“Today when a car crashes on the highway because of an aggressive move or poor conditions, somebody has to call 911,” Armstrong said. “ We know in Utah that can be as long as 10-15 minutes before traffic operations is notified and can react. If they get notified in a second, they can reroute traffic, help with emergency response time. When you know what’s happening fast you can take action and alert people fast.”
And that fast response time cannot only lead to faster emergency assistance for those who need it, but can potentially save a lot of time and frustration for drivers who unknowingly get stuck in the gridlock that accompanies accidents.
According to data from the U.S. Department of Transportation, for every one minute a lane is blocked, a driver behind that stoppage will be delayed 4 minutes. The same report indicates U.S. drivers burn more than 2.8 billion gallons of fuel every year stuck in incident-related traffic, lose nearly a full workweek — 36 hours — sitting in traffic congestion and that costs associated with lost wages and medical bills in those incidents has jumped 85% in four years. While automobile fatalities have been on a slight downward trend the last few years, over 36,000 died on U.S. roads in 2019 and the vast majority, well over 90%, track back to human error.
Armstrong said only a select number of vehicles available in the U.S. are currently being equipped with the radio transmitters that can engage with other V2X-capable vehicles and infrastructure, but that’s about to change dramatically.
In April, the Alliance for Automotive Innovation announced the U.S. automotive industry was taking its “biggest step toward widespread deployment of vehicle-to-everything (V2X) technologies” with a commitment to deploy at least 5 million V2X radios on vehicles and roadway infrastructure within the next five years.

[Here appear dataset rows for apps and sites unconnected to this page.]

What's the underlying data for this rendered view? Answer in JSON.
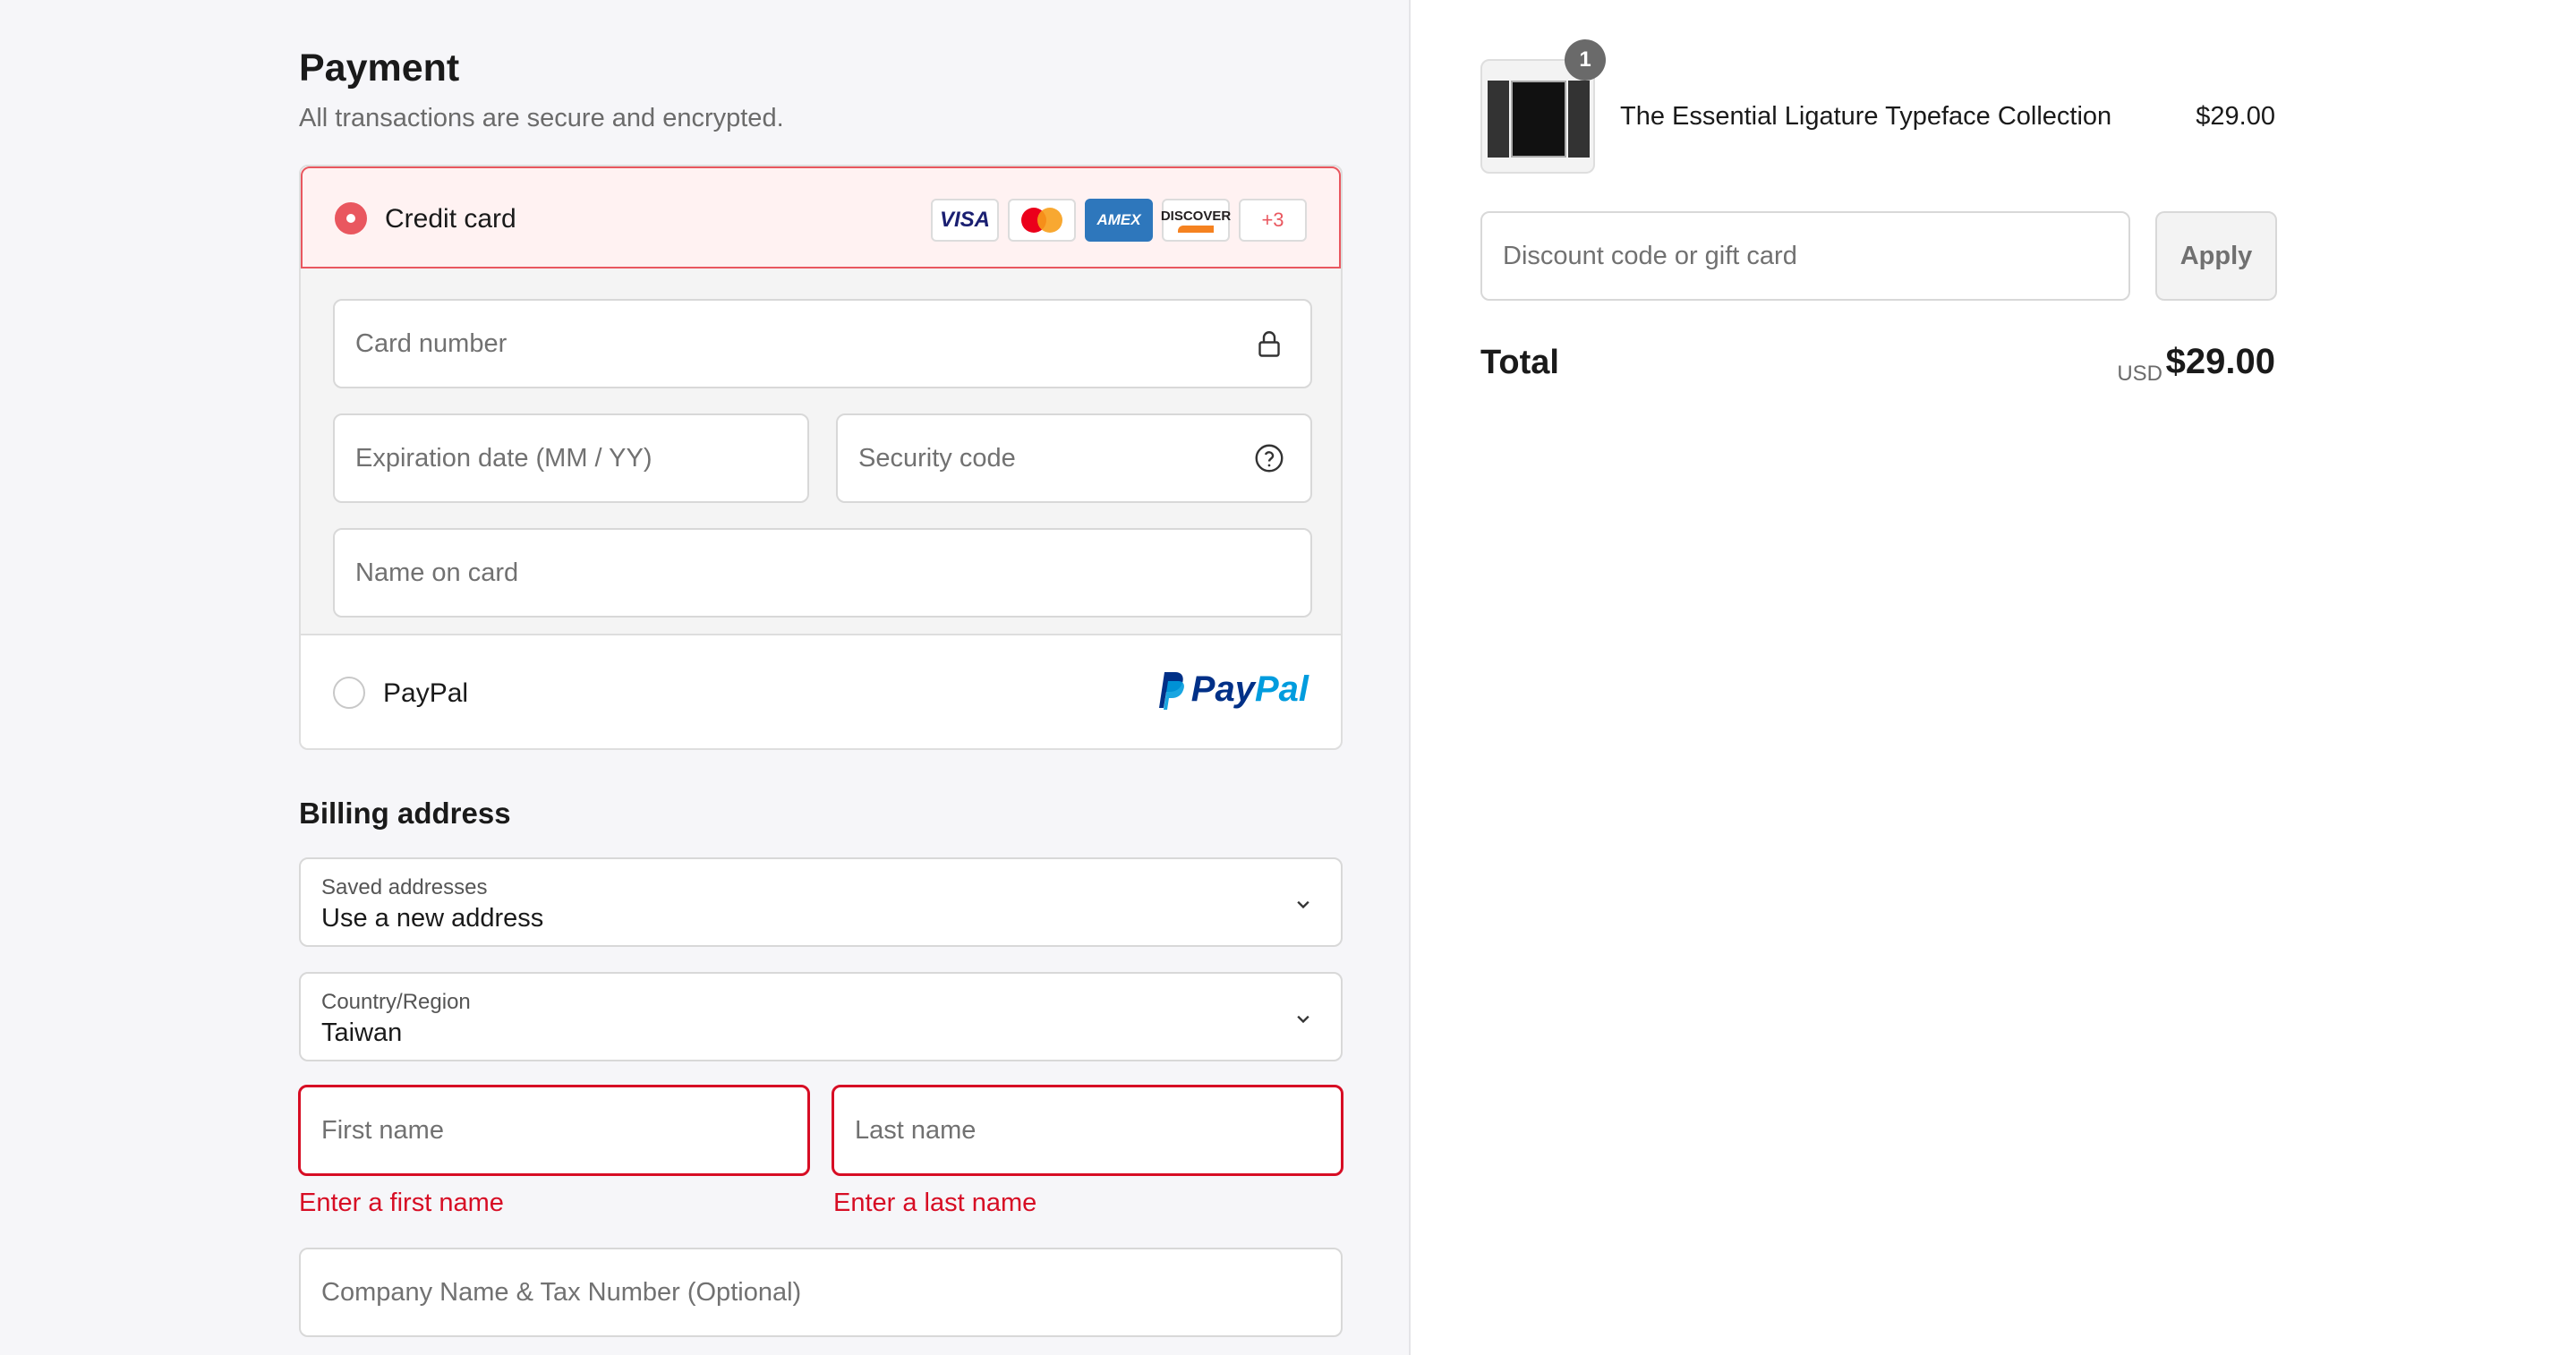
{
  "payment": {
    "title": "Payment",
    "subtitle": "All transactions are secure and encrypted.",
    "methods": {
      "credit_card": {
        "label": "Credit card",
        "logos": [
          "VISA",
          "Mastercard",
          "AMEX",
          "DISCOVER",
          "+3"
        ],
        "more_label": "+3"
      },
      "paypal": {
        "label": "PayPal",
        "logo_pay": "Pay",
        "logo_pal": "Pal"
      }
    },
    "fields": {
      "card_number": "Card number",
      "expiration": "Expiration date (MM / YY)",
      "security_code": "Security code",
      "name_on_card": "Name on card"
    },
    "icons": {
      "card_number": "lock-icon",
      "security_code": "help-circle-icon"
    }
  },
  "billing": {
    "title": "Billing address",
    "saved_addresses": {
      "label": "Saved addresses",
      "value": "Use a new address"
    },
    "country": {
      "label": "Country/Region",
      "value": "Taiwan"
    },
    "first_name": {
      "placeholder": "First name",
      "error": "Enter a first name"
    },
    "last_name": {
      "placeholder": "Last name",
      "error": "Enter a last name"
    },
    "company": {
      "placeholder": "Company Name & Tax Number (Optional)"
    }
  },
  "summary": {
    "product": {
      "quantity": "1",
      "title": "The Essential Ligature Typeface Collection",
      "price": "$29.00"
    },
    "discount": {
      "placeholder": "Discount code or gift card",
      "apply_label": "Apply"
    },
    "total": {
      "label": "Total",
      "currency": "USD",
      "value": "$29.00"
    }
  },
  "colors": {
    "accent": "#e9575f",
    "error": "#d70d24",
    "selected_bg": "#fff2f2"
  }
}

“This commitment represents more than 50 times the number of devices on the road today,” Auto Innovators President and CEO John Bozzella said in a statement. “This commitment by automakers clearly shows that these lifesaving technologies are ready and can be deployed in significant numbers in the next five years.”
Armstrong said some automakers have been resistant to embracing the new technology and drew analogies between the pushback facing advocates of V2X currently to the challenges that seat belt supporters ran into before the restraints became federally required for all passenger vehicle seating positions in 1968. But like that lifesaving innovation, he believes the V2X systems are poised to become standard equipment in all passenger vehicles.
For now, Utah is moving forward in preparation for more widespread deployment of the V2X equipment and the pilot network is being put through its paces with transmitter-equipped UDOT vehicles and plans in the works to add additional fleet vehicles to the project.
Both Leonard and Armstrong noted the potential uses for the systems are numerous. While early detection applications will be focused on incident and road condition issues, future uses could include notifications for things like potholes, wider congestion management and even flash-notices about aggressive driving. To help explore how far and wide V2X could be put to use, the data being gathered in the pilot will be made available for third-party application development.
Leonard underscored that personal privacy issues are at the front of the agency’s concerns as the new technology continues to evolve.
He noted all data coming from vehicles is devoid of any personally identifying information or even information that identifies the vehicle itself beyond its size. And, Leonard said, each data transmission carries an accompanying digital security certificate similar to those used in e-commerce transactions to verify each exchange is protected.